And this is the hallmark of this recital throughout. There are few big gestures but lots of exquisite nuances, flexible tempos and engaging story-telling. Time and again we also admire the lovely accordion playing, in Fenesta che lucive the accompaniment is tastefully embellished. Balzani and his fellow musicians take this repertoire seriously, by which I mean that they show the inherent musical qualities and don’t treat the melodies as vehicles for showing off.
In Torna a Surriento Balzani really lets loose in a couple of powerful fortes but – contrary to the showy types – the song ends with a postlude by the accordion that finishes with a diminuendo. There’s excellent playing also by the pianist – but the accordion makes the songs more intimate and small-scale, which I think they should be. This is a recital that should be an excellent corrective to the many full-throated programmes that are or have been available. Carlo Bergonzi made a couple of discs – one of them with piano accompaniment – and the present one is in the same sincere and tasteful mould.
The recording is first class and though I would have preferred full-scale translations of the texts, the summaries are a good help to savour the content of these lovely songs.
Göran Forsling
Finely judged and quite restrained singing.
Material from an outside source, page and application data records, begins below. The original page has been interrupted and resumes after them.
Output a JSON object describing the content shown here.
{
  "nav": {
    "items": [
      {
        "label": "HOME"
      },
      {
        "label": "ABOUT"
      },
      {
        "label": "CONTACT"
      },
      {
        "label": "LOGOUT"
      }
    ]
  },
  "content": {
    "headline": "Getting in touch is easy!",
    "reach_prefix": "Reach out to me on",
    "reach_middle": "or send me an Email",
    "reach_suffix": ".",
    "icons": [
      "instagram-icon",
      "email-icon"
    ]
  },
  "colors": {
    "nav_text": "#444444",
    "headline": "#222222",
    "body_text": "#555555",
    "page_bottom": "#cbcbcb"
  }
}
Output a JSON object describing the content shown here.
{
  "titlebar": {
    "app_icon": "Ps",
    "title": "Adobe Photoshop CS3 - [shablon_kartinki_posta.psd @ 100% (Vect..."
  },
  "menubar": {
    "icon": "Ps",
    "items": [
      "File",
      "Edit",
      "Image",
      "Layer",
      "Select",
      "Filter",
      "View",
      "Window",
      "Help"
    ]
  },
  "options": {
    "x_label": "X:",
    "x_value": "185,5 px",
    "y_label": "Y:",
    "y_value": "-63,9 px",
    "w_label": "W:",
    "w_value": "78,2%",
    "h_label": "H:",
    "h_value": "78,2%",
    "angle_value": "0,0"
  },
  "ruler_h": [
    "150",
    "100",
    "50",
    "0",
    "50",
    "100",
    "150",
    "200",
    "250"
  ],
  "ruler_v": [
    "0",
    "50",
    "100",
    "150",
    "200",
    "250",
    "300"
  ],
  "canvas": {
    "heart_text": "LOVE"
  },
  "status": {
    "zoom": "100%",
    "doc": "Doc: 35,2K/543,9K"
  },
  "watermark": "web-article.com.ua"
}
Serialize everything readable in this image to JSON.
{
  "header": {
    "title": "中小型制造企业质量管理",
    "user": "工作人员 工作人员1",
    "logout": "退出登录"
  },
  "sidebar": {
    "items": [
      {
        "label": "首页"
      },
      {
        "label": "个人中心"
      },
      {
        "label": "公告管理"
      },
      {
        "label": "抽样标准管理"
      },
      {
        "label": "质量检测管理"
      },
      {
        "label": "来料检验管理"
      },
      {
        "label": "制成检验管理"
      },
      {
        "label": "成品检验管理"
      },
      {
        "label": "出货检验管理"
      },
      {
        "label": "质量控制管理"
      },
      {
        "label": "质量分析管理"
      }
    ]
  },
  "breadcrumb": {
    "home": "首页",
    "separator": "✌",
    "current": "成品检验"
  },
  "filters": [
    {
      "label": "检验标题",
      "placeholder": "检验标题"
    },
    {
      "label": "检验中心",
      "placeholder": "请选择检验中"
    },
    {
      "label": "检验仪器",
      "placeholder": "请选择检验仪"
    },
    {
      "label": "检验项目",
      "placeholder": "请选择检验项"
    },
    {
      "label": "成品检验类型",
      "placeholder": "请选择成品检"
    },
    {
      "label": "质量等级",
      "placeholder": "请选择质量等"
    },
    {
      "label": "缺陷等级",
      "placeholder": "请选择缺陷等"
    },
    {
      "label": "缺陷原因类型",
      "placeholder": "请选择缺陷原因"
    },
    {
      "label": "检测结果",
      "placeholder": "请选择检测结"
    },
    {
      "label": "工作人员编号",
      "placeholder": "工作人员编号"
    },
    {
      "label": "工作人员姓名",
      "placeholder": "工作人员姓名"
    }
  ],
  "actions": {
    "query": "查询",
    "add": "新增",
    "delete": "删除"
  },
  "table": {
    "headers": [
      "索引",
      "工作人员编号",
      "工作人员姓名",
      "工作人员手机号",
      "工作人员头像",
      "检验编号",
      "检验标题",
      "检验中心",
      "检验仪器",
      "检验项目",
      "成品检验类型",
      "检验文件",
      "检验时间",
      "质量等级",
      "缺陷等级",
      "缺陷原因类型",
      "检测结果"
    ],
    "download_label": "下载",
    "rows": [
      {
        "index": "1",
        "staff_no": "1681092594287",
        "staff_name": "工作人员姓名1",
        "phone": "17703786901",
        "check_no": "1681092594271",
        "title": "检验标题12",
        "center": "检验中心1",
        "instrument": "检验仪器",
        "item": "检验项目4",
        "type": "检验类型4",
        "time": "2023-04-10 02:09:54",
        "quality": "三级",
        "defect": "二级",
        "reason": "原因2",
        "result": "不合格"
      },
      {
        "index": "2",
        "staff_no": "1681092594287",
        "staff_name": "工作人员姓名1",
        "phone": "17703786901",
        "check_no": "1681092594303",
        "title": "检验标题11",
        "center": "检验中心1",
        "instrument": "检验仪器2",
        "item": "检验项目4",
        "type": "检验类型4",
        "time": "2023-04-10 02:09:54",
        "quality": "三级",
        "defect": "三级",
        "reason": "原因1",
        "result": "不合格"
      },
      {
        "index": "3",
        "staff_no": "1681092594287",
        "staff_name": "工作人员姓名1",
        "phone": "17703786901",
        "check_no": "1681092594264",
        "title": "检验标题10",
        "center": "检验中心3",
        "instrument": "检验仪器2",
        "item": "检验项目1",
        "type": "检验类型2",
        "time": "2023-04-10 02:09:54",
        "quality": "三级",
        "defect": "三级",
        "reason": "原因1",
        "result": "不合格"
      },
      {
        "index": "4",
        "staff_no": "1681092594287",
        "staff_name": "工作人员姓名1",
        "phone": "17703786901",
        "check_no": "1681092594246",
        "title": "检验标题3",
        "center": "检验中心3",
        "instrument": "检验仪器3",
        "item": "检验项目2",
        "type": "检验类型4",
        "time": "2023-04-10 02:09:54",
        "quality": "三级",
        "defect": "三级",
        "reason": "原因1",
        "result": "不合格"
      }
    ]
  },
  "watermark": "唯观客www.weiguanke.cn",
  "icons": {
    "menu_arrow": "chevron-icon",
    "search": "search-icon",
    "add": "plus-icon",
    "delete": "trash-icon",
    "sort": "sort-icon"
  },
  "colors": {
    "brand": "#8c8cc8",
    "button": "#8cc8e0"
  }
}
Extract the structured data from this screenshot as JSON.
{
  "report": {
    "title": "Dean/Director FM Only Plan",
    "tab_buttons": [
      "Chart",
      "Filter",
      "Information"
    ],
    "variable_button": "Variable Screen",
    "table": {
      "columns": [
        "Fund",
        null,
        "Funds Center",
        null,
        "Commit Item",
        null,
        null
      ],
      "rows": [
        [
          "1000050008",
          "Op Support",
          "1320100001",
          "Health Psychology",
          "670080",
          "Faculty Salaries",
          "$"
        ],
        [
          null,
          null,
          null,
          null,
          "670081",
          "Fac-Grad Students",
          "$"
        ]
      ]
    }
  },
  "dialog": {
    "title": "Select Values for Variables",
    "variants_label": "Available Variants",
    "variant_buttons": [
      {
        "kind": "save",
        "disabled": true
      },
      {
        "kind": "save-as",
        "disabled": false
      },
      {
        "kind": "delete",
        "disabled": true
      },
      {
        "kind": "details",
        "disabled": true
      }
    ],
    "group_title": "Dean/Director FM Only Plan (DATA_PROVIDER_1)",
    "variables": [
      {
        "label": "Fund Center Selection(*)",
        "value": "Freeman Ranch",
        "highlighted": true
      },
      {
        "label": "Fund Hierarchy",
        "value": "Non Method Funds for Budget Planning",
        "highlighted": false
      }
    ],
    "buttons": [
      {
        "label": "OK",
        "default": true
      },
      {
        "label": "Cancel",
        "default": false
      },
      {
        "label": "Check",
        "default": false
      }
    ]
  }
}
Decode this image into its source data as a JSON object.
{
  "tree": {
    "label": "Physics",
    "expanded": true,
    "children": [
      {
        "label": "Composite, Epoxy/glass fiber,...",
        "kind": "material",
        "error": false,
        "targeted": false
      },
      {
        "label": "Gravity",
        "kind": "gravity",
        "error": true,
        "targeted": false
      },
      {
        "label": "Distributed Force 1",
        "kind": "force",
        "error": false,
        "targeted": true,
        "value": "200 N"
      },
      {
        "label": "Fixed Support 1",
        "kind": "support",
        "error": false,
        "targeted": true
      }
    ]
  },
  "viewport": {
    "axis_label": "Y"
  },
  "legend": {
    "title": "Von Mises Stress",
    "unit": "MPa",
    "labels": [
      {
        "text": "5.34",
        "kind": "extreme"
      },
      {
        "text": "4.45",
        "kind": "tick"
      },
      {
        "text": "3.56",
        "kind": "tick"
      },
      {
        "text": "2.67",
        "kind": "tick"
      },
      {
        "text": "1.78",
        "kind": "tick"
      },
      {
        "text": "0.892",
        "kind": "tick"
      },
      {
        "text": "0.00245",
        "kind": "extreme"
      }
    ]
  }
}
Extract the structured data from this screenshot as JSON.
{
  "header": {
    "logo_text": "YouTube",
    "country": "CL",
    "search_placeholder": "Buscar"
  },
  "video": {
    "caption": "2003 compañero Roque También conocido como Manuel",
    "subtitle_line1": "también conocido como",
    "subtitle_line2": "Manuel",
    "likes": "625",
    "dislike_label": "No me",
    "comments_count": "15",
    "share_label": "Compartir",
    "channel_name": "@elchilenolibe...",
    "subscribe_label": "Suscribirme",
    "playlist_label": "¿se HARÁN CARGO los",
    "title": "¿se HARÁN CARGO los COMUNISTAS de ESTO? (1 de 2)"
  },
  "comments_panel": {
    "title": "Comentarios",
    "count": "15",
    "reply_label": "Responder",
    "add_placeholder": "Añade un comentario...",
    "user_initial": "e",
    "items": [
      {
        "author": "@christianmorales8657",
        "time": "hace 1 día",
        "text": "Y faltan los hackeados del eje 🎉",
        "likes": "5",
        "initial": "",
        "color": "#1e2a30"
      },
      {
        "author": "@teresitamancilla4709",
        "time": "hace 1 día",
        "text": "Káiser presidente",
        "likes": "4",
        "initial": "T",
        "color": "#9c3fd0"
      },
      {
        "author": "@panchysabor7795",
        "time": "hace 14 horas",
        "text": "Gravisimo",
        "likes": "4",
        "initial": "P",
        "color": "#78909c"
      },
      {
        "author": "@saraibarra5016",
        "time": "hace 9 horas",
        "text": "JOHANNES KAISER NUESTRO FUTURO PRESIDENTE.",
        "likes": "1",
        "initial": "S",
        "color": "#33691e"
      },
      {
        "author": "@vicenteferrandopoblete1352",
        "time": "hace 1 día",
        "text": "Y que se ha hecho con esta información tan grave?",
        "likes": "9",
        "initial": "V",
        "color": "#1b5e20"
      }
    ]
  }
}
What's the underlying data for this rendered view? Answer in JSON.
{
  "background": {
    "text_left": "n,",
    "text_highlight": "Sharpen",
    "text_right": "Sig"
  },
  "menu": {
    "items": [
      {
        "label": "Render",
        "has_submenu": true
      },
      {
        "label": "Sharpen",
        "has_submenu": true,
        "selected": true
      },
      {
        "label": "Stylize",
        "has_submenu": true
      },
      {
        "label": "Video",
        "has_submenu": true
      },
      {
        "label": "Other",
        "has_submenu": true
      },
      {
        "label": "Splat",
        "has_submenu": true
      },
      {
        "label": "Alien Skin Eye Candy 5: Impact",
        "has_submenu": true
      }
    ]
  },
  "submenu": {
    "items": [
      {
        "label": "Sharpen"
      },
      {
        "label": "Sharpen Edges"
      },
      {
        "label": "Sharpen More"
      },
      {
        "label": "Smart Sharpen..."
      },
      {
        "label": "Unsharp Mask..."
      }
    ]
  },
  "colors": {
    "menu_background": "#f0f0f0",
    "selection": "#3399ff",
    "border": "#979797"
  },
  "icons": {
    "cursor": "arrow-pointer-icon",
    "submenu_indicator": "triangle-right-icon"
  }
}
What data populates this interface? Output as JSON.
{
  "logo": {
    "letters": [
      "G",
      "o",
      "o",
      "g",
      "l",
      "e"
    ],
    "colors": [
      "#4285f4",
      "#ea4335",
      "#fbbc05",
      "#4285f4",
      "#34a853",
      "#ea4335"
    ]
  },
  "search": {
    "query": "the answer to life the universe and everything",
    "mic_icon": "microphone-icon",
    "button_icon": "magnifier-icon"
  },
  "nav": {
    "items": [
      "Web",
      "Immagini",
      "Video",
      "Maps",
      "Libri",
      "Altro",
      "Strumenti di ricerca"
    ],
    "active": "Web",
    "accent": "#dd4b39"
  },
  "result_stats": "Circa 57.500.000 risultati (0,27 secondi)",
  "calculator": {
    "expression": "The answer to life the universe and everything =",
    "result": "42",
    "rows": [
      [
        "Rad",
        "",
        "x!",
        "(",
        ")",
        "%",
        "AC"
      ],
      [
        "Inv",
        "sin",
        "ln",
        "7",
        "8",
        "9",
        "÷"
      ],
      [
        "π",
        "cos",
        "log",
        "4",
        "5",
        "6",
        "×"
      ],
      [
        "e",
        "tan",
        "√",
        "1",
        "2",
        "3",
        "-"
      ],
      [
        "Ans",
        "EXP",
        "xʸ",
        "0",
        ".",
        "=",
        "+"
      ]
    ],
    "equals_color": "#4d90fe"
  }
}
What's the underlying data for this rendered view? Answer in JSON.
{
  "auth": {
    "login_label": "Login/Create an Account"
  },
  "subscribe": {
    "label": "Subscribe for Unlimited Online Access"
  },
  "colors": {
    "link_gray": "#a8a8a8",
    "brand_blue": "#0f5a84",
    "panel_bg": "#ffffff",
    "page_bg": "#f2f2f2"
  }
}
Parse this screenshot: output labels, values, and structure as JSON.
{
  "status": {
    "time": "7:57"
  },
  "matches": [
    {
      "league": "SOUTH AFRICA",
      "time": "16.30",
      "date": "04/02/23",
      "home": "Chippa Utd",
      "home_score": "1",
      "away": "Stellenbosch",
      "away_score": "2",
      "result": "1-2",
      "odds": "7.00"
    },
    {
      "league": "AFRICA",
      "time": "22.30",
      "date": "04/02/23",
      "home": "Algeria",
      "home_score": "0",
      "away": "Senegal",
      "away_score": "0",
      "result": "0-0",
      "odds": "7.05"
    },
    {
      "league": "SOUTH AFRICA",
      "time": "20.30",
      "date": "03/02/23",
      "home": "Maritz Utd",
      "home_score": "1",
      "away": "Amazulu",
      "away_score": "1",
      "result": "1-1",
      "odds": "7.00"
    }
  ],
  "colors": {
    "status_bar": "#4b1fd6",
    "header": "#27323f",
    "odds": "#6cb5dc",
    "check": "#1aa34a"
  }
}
Nothing of the Pavarotti exhibitionist – and very refreshing it is, filled with joy.